The second possible solution is by interconnecting different countries better and allowing them to share electricity. When it is wind-free in London, the chance is high it is in Scotland as well. However, it may be windy in Germany or Spain. Transporting electricity around could help alleviate supply insecurity. The UK currently has interconnections with France, the Netherlands, and Ireland, and more are in the pipeline. This may eventually become what has been termed the European Supergrid, where electricity can be transported across Europe to balance out regional renewable supply peaks and troughs.
There is one important exception to storage being uneconomical: hydropower. It has been around since the early 1900’s, and typically involves a high dam being built in a river, creating an artificial lake and an elevation difference on either side of the dam. Water is allowed to flow down the dam, powering a turbine to generate electricity in the the process. The generation levels can be controlled by adjusting the flow level, and there is a natural storage function: when demand is low, water is allowed to accumulate in the lake. In this way, the lake is “charged” by nature when it rains and water from the mountains flows into it.
Hydropower is a great form of electricity since its output can be controlled and has no associated greenhouse gas emissions. Norway, for example, generates virtually all its electricity from such dams and exports power to other countries when their demand is low.

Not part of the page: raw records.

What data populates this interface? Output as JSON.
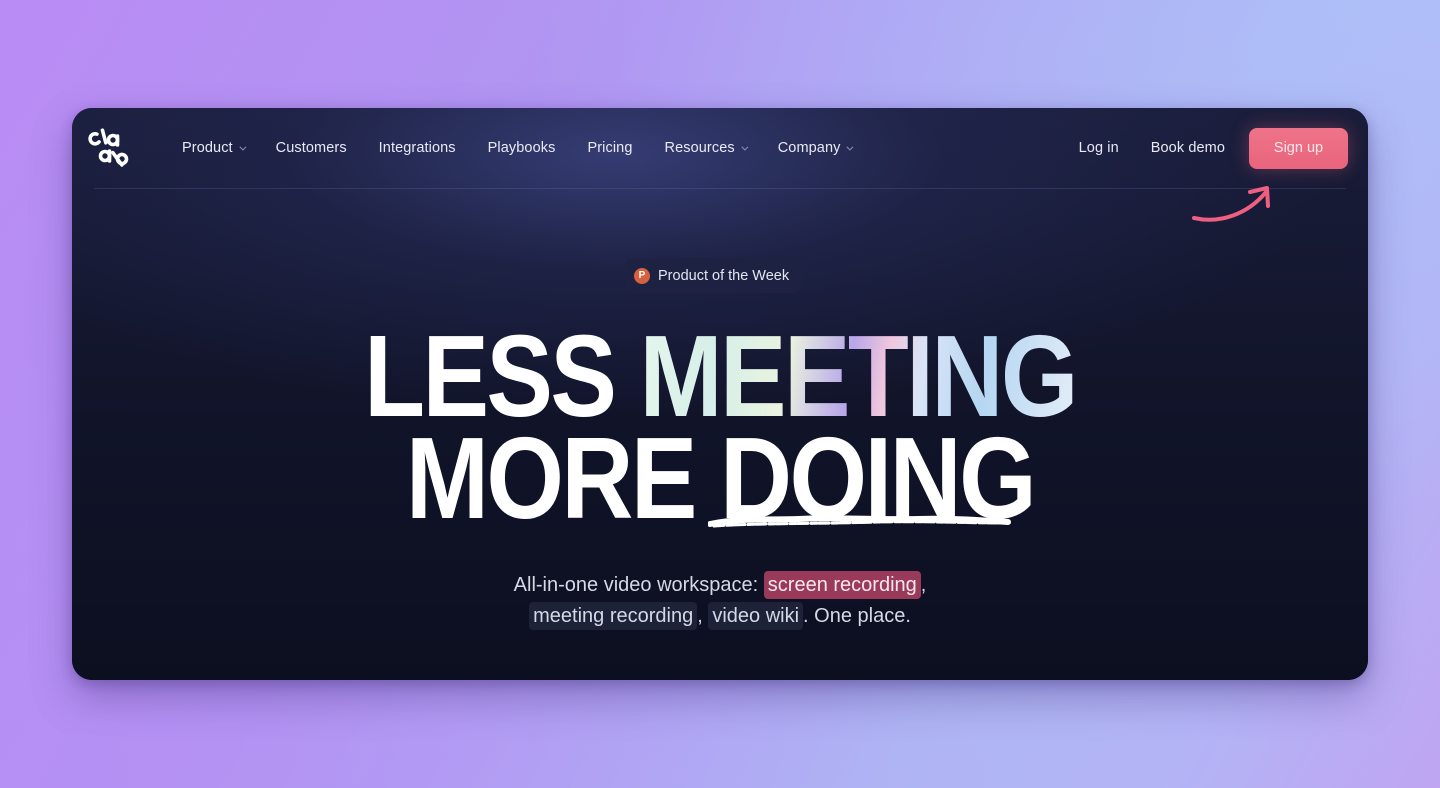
{
  "brand": {
    "logo_text": "claap",
    "accent_color": "#e9647c"
  },
  "nav": {
    "items": [
      {
        "label": "Product",
        "has_dropdown": true
      },
      {
        "label": "Customers",
        "has_dropdown": false
      },
      {
        "label": "Integrations",
        "has_dropdown": false
      },
      {
        "label": "Playbooks",
        "has_dropdown": false
      },
      {
        "label": "Pricing",
        "has_dropdown": false
      },
      {
        "label": "Resources",
        "has_dropdown": true
      },
      {
        "label": "Company",
        "has_dropdown": true
      }
    ],
    "login_label": "Log in",
    "book_demo_label": "Book demo",
    "signup_label": "Sign up"
  },
  "badge": {
    "icon": "product-hunt-icon",
    "icon_letter": "P",
    "label": "Product of the Week"
  },
  "hero": {
    "line1_plain": "LESS ",
    "line1_highlight": "MEETING",
    "line2_plain": "MORE ",
    "line2_highlight": "DOING"
  },
  "subtitle": {
    "prefix": "All-in-one video workspace: ",
    "highlight1": "screen recording",
    "sep1": ",",
    "highlight2": "meeting recording",
    "sep2": ", ",
    "highlight3": "video wiki",
    "suffix": ". One place."
  }
}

A difficulty is that hydropower requires mountainous and rainy terrain, which not all countries have.
(Since hydropower is so convenient, some developed countries are attempting to engineer their own forms of hydropower even without the above-mentioned terrain. In the UK, a notable example is tidal power, in which an artificial lagoon is constructed that water can enter and exit through turbines, generating power. At present, there are fierce discussions about the economics of such a project.)

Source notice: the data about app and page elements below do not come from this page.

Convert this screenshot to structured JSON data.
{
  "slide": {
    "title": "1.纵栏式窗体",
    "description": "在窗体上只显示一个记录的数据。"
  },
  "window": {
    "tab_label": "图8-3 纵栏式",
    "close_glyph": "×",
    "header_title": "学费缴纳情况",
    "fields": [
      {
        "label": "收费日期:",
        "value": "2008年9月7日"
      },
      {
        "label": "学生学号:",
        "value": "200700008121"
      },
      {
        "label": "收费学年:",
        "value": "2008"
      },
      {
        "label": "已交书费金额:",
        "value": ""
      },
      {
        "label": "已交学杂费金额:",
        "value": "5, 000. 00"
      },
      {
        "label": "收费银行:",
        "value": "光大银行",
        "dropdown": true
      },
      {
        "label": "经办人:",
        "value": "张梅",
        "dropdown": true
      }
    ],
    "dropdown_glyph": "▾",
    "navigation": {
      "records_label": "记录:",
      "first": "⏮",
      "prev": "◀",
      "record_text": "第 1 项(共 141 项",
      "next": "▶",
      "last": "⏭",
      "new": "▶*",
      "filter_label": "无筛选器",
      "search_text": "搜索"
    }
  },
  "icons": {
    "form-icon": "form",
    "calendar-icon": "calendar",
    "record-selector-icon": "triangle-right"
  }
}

The prospect of combining hydropower and interconnections between countries is tempting, since it means countries with lots of wind but little storage capacity, like Germany or Denmark, could “use Norway as a battery” by exporting their excess wind power to Norway in windy periods, who allow their dams to accumulate water. In calm spells, the hydropower generation levels could be increased and excess electricity exported back the other way. Making this work will require significant increases in Norwegian hydropower infrastructure, interconnection lines and international cooperation.
Another creative solution to the storage problem is to use the big and expensive batteries in electric cars. Electric car uptake will lead to demand spikes when people return from work and plug them in to charge. An electric car owner could get the option of cheaper electricity if it means her car’s battery is not charged, or even emptied, during demand spikes and recharged when demand is lower. This presents interesting dilemmas: suppose you arrive home from work at 6pm and will leave again the next morning at 8am. Would you accept a cheaper charging price, if it meant your car might not be charged if you had to leave unexpectedly at 8pm?

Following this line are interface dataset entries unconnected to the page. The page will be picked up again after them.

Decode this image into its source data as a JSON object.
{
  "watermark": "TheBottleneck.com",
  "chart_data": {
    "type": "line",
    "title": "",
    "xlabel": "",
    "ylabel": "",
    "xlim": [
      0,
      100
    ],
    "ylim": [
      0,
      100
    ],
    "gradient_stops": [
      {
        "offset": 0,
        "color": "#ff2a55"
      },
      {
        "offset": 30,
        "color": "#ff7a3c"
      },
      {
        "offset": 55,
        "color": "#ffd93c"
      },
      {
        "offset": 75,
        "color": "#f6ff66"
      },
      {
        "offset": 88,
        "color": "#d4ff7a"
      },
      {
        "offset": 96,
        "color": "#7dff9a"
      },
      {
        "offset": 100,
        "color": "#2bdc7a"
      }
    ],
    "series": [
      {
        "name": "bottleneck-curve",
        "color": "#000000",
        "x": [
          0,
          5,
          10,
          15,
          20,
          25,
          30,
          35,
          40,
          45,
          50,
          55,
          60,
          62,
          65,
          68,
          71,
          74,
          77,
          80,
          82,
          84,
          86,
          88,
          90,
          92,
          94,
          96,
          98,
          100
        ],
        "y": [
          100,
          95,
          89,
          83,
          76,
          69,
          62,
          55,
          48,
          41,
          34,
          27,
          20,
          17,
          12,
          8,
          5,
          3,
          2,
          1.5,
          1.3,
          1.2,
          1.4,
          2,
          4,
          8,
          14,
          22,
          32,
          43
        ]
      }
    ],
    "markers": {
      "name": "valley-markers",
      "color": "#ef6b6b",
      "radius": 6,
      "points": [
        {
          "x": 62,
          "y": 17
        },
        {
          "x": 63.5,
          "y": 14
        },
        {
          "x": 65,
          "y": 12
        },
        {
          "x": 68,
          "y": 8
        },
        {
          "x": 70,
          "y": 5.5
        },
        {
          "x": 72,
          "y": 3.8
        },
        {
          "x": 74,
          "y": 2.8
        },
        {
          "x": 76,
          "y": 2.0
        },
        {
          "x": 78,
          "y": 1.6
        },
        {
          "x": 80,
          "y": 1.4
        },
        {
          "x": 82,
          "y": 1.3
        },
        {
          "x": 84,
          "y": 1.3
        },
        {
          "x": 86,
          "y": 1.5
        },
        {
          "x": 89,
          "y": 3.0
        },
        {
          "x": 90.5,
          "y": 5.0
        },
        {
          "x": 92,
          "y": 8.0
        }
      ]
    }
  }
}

Current power systems are not yet ready to use renewables for the majority of their electricity supply. However, the immediacy of the climate change danger means business-as-usual is not an option, and a total energy revolution is required, including in the electricity sector. Presently, the most realistic short- and medium-term solution is the use of renewables. This article hopes to give the reader a sense of the problem, why renewables are “difficult” and some the possible solutions. It is an exciting time to be in energy, and nobody knows how the power system of the future will look. But everyone agrees it will be very different.